GIVEN RECORDS:
--------------------------------
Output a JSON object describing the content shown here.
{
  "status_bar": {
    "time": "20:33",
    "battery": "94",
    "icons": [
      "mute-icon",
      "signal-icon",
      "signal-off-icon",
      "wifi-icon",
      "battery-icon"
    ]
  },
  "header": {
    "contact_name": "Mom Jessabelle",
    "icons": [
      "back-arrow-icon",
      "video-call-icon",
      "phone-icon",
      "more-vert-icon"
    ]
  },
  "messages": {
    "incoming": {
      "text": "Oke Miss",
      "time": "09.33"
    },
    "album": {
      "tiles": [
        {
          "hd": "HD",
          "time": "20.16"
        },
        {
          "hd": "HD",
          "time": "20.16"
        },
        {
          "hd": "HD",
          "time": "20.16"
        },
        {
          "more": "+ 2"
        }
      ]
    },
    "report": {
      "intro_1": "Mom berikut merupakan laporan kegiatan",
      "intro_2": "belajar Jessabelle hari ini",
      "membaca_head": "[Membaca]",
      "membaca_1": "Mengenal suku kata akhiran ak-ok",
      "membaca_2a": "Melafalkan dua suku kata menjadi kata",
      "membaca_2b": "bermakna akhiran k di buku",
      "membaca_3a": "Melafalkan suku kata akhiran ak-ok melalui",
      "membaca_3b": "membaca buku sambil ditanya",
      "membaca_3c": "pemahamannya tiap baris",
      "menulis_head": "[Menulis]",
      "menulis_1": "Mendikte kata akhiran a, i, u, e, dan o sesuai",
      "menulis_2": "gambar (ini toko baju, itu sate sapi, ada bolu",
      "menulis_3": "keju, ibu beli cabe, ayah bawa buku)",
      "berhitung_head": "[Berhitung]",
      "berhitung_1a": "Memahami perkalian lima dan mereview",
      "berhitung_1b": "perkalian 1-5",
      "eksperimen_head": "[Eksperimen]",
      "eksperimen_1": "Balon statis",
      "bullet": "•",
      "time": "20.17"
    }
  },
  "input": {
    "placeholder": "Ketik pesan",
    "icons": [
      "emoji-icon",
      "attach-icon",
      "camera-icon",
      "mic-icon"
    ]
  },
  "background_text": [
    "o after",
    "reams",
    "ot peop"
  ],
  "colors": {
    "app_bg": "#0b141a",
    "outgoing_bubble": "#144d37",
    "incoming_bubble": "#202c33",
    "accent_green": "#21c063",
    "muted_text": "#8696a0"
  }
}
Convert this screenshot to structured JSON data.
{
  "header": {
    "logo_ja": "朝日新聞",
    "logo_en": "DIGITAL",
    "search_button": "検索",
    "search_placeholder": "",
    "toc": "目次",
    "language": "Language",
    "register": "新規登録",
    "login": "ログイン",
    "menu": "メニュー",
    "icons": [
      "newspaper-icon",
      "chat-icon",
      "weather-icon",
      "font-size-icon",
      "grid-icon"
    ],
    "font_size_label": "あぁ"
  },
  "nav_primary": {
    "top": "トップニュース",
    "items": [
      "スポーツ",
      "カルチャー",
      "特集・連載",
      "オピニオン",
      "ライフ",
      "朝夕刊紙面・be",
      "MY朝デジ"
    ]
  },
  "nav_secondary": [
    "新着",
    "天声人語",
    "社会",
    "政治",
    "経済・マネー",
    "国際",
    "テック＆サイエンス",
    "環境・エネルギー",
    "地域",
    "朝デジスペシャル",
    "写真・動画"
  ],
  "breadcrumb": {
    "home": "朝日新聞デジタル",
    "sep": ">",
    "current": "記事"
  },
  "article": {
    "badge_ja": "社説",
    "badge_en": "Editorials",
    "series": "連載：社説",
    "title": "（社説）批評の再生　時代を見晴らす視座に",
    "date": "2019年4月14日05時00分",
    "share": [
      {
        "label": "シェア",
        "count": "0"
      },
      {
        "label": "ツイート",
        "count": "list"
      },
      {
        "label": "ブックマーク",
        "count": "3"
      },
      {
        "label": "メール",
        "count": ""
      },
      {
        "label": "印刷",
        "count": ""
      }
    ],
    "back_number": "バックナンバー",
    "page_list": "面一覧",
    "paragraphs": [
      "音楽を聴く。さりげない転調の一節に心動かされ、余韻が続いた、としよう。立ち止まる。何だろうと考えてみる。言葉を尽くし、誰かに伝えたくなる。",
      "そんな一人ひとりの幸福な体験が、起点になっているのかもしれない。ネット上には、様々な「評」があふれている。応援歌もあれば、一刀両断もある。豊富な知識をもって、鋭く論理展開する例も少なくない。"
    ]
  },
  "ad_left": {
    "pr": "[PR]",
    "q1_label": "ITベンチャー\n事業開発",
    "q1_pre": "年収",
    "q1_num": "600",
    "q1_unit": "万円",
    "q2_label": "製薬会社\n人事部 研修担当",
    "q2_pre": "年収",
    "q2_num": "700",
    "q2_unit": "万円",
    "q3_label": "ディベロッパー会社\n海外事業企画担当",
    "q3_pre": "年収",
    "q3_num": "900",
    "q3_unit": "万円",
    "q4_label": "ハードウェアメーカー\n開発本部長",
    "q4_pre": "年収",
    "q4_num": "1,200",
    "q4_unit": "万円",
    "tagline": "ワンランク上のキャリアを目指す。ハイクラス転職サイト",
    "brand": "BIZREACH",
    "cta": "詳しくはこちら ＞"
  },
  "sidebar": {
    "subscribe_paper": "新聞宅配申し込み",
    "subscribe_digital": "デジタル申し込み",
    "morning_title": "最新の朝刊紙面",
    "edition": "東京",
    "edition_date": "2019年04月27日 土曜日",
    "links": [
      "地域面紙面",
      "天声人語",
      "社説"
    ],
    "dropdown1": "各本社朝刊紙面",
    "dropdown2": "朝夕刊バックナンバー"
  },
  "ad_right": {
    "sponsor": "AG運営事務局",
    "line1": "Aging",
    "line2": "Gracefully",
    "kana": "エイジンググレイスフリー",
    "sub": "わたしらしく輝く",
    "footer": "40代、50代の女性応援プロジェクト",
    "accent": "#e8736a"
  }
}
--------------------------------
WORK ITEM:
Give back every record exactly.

WRITTEN REPLY:
Output a JSON object describing the content shown here.
{
  "status_bar": {
    "time": "20:33",
    "battery": "94",
    "icons": [
      "mute-icon",
      "signal-icon",
      "signal-off-icon",
      "wifi-icon",
      "battery-icon"
    ]
  },
  "header": {
    "contact_name": "Mom Jessabelle",
    "icons": [
      "back-arrow-icon",
      "video-call-icon",
      "phone-icon",
      "more-vert-icon"
    ]
  },
  "messages": {
    "incoming": {
      "text": "Oke Miss",
      "time": "09.33"
    },
    "album": {
      "tiles": [
        {
          "hd": "HD",
          "time": "20.16"
        },
        {
          "hd": "HD",
          "time": "20.16"
        },
        {
          "hd": "HD",
          "time": "20.16"
        },
        {
          "more": "+ 2"
        }
      ]
    },
    "report": {
      "intro_1": "Mom berikut merupakan laporan kegiatan",
      "intro_2": "belajar Jessabelle hari ini",
      "membaca_head": "[Membaca]",
      "membaca_1": "Mengenal suku kata akhiran ak-ok",
      "membaca_2a": "Melafalkan dua suku kata menjadi kata",
      "membaca_2b": "bermakna akhiran k di buku",
      "membaca_3a": "Melafalkan suku kata akhiran ak-ok melalui",
      "membaca_3b": "membaca buku sambil ditanya",
      "membaca_3c": "pemahamannya tiap baris",
      "menulis_head": "[Menulis]",
      "menulis_1": "Mendikte kata akhiran a, i, u, e, dan o sesuai",
      "menulis_2": "gambar (ini toko baju, itu sate sapi, ada bolu",
      "menulis_3": "keju, ibu beli cabe, ayah bawa buku)",
      "berhitung_head": "[Berhitung]",
      "berhitung_1a": "Memahami perkalian lima dan mereview",
      "berhitung_1b": "perkalian 1-5",
      "eksperimen_head": "[Eksperimen]",
      "eksperimen_1": "Balon statis",
      "bullet": "•",
      "time": "20.17"
    }
  },
  "input": {
    "placeholder": "Ketik pesan",
    "icons": [
      "emoji-icon",
      "attach-icon",
      "camera-icon",
      "mic-icon"
    ]
  },
  "background_text": [
    "o after",
    "reams",
    "ot peop"
  ],
  "colors": {
    "app_bg": "#0b141a",
    "outgoing_bubble": "#144d37",
    "incoming_bubble": "#202c33",
    "accent_green": "#21c063",
    "muted_text": "#8696a0"
  }
}
Convert this screenshot to structured JSON data.
{
  "header": {
    "logo_ja": "朝日新聞",
    "logo_en": "DIGITAL",
    "search_button": "検索",
    "search_placeholder": "",
    "toc": "目次",
    "language": "Language",
    "register": "新規登録",
    "login": "ログイン",
    "menu": "メニュー",
    "icons": [
      "newspaper-icon",
      "chat-icon",
      "weather-icon",
      "font-size-icon",
      "grid-icon"
    ],
    "font_size_label": "あぁ"
  },
  "nav_primary": {
    "top": "トップニュース",
    "items": [
      "スポーツ",
      "カルチャー",
      "特集・連載",
      "オピニオン",
      "ライフ",
      "朝夕刊紙面・be",
      "MY朝デジ"
    ]
  },
  "nav_secondary": [
    "新着",
    "天声人語",
    "社会",
    "政治",
    "経済・マネー",
    "国際",
    "テック＆サイエンス",
    "環境・エネルギー",
    "地域",
    "朝デジスペシャル",
    "写真・動画"
  ],
  "breadcrumb": {
    "home": "朝日新聞デジタル",
    "sep": ">",
    "current": "記事"
  },
  "article": {
    "badge_ja": "社説",
    "badge_en": "Editorials",
    "series": "連載：社説",
    "title": "（社説）批評の再生　時代を見晴らす視座に",
    "date": "2019年4月14日05時00分",
    "share": [
      {
        "label": "シェア",
        "count": "0"
      },
      {
        "label": "ツイート",
        "count": "list"
      },
      {
        "label": "ブックマーク",
        "count": "3"
      },
      {
        "label": "メール",
        "count": ""
      },
      {
        "label": "印刷",
        "count": ""
      }
    ],
    "back_number": "バックナンバー",
    "page_list": "面一覧",
    "paragraphs": [
      "音楽を聴く。さりげない転調の一節に心動かされ、余韻が続いた、としよう。立ち止まる。何だろうと考えてみる。言葉を尽くし、誰かに伝えたくなる。",
      "そんな一人ひとりの幸福な体験が、起点になっているのかもしれない。ネット上には、様々な「評」があふれている。応援歌もあれば、一刀両断もある。豊富な知識をもって、鋭く論理展開する例も少なくない。"
    ]
  },
  "ad_left": {
    "pr": "[PR]",
    "q1_label": "ITベンチャー\n事業開発",
    "q1_pre": "年収",
    "q1_num": "600",
    "q1_unit": "万円",
    "q2_label": "製薬会社\n人事部 研修担当",
    "q2_pre": "年収",
    "q2_num": "700",
    "q2_unit": "万円",
    "q3_label": "ディベロッパー会社\n海外事業企画担当",
    "q3_pre": "年収",
    "q3_num": "900",
    "q3_unit": "万円",
    "q4_label": "ハードウェアメーカー\n開発本部長",
    "q4_pre": "年収",
    "q4_num": "1,200",
    "q4_unit": "万円",
    "tagline": "ワンランク上のキャリアを目指す。ハイクラス転職サイト",
    "brand": "BIZREACH",
    "cta": "詳しくはこちら ＞"
  },
  "sidebar": {
    "subscribe_paper": "新聞宅配申し込み",
    "subscribe_digital": "デジタル申し込み",
    "morning_title": "最新の朝刊紙面",
    "edition": "東京",
    "edition_date": "2019年04月27日 土曜日",
    "links": [
      "地域面紙面",
      "天声人語",
      "社説"
    ],
    "dropdown1": "各本社朝刊紙面",
    "dropdown2": "朝夕刊バックナンバー"
  },
  "ad_right": {
    "sponsor": "AG運営事務局",
    "line1": "Aging",
    "line2": "Gracefully",
    "kana": "エイジンググレイスフリー",
    "sub": "わたしらしく輝く",
    "footer": "40代、50代の女性応援プロジェクト",
    "accent": "#e8736a"
  }
}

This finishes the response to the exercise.